> What the task asks
Go line by line through the data and copy those with the word "time".

Interface dataset entries:
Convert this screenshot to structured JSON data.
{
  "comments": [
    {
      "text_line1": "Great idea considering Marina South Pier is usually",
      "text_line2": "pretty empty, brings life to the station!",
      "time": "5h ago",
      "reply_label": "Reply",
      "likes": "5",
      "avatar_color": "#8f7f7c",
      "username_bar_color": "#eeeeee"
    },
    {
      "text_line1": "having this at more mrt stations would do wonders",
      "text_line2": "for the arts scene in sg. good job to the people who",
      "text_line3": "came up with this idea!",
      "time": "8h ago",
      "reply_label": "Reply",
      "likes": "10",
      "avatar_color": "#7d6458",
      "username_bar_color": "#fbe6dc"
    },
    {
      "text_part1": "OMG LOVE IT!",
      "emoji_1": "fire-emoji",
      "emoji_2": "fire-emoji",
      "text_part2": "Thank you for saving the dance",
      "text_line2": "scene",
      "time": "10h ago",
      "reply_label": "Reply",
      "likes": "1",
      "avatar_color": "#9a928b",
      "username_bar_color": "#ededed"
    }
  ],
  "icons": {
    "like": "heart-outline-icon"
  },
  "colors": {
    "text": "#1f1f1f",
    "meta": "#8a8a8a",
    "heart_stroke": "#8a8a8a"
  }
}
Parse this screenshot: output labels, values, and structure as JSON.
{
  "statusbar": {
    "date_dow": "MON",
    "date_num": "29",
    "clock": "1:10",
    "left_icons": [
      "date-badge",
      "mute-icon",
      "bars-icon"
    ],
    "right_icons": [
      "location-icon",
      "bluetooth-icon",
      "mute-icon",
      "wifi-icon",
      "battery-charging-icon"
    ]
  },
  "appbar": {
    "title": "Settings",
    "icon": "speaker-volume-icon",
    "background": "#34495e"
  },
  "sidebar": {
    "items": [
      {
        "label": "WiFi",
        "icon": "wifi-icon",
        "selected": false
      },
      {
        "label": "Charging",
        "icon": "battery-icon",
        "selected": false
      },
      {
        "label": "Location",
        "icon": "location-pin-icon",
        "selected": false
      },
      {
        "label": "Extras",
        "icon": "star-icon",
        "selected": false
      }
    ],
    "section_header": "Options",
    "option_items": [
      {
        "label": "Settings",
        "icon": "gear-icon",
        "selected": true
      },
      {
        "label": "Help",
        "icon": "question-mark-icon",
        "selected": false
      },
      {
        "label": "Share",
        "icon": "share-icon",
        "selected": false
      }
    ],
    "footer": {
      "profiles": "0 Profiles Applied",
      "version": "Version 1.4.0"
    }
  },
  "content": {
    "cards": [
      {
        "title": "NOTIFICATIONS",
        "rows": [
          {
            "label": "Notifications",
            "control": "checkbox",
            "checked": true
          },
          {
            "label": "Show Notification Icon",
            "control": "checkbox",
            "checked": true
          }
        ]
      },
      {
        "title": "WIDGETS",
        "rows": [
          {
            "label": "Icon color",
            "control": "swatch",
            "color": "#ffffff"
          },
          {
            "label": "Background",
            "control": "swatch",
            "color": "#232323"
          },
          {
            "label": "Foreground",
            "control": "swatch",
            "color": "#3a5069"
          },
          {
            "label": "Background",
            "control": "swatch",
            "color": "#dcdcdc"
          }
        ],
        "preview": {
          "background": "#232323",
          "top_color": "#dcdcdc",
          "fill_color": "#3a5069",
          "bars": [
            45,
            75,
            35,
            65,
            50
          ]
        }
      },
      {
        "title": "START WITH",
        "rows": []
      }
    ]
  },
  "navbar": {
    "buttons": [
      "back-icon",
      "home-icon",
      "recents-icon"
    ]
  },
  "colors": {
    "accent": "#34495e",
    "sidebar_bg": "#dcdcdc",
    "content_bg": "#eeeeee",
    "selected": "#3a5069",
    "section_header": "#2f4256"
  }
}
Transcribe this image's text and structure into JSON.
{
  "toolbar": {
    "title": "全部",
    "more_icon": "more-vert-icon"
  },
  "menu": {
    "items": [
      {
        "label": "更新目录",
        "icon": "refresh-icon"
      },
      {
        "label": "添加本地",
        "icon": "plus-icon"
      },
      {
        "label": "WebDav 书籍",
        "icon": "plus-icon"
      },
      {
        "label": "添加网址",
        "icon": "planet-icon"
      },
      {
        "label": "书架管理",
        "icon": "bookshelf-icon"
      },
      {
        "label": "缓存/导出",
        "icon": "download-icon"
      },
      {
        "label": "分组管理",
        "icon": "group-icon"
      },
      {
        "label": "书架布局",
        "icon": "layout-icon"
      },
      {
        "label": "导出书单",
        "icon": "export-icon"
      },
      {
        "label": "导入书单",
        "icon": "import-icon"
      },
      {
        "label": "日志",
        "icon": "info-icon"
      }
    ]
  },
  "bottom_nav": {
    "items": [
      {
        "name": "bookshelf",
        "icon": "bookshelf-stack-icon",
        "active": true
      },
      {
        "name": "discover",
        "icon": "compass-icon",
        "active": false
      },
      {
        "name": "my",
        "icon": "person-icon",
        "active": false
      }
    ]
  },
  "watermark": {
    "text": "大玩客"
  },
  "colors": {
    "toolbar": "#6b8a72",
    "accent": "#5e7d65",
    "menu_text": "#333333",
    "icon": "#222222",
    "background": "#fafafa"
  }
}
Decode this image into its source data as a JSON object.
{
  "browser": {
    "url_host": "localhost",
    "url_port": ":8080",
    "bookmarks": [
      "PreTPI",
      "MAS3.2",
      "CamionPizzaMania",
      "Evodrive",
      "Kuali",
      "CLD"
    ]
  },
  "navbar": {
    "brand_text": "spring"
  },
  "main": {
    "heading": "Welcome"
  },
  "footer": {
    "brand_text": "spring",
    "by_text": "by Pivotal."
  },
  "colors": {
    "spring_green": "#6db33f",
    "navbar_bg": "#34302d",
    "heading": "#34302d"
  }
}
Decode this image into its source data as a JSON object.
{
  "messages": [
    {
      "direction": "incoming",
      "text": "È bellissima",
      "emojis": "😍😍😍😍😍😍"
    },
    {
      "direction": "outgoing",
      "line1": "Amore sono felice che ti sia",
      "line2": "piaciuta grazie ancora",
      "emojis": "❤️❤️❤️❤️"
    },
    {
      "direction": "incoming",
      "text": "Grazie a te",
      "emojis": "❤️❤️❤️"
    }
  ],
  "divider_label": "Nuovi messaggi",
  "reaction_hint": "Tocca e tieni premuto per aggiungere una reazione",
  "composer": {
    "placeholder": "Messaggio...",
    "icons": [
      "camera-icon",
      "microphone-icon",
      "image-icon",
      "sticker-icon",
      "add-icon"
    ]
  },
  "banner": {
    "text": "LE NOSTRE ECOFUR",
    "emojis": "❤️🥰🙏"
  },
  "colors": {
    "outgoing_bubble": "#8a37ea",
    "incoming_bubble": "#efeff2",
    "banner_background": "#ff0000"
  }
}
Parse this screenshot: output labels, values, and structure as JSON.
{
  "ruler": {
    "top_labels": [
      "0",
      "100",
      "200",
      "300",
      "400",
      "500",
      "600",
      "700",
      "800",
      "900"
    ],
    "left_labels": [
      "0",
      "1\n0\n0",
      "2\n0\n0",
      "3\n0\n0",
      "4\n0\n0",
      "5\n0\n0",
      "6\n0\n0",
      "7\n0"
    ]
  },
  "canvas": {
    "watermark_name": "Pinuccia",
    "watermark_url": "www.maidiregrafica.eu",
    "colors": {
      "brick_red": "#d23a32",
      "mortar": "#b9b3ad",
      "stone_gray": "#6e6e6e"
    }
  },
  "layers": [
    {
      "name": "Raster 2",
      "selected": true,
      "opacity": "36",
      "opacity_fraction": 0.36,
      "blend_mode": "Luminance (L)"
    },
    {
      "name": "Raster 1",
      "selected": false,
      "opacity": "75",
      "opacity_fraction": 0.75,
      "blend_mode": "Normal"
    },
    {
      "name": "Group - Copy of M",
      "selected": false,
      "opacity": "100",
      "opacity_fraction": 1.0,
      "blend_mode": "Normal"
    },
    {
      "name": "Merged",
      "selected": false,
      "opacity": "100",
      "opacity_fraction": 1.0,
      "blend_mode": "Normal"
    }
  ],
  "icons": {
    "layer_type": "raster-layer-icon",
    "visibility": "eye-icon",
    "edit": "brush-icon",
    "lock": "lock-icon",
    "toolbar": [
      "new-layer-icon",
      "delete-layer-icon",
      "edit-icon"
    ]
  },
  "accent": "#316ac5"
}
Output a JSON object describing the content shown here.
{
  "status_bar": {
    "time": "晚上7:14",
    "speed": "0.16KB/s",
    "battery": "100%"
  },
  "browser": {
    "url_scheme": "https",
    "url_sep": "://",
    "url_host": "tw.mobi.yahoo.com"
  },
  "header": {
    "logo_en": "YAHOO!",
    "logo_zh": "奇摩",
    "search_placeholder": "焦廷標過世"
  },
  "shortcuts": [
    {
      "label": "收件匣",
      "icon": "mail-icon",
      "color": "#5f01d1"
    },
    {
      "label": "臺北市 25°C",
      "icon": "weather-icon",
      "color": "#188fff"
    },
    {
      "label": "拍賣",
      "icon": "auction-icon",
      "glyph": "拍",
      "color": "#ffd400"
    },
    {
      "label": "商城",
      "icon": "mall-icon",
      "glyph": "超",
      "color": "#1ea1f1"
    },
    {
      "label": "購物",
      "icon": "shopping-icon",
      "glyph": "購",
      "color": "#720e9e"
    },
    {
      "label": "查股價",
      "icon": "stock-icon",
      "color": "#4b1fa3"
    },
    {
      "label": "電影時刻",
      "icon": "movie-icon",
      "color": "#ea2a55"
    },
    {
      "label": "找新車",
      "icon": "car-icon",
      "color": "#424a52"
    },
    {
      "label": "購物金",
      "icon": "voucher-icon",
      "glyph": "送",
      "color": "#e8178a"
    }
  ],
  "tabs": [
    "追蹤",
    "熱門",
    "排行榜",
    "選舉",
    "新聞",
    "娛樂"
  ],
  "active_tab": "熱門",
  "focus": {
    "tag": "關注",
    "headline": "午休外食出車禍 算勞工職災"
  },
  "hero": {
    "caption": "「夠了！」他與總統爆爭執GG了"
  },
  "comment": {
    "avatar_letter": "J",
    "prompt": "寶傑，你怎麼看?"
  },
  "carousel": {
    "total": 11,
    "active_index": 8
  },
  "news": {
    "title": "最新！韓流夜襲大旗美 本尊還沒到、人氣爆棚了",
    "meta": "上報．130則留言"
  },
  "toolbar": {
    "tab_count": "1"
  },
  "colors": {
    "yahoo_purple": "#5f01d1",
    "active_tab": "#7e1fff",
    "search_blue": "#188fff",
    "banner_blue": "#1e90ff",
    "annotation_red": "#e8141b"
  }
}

> Your solution
      "time": "5h ago",
      "time": "8h ago",
      "time": "10h ago",
    "time": "晚上7:14",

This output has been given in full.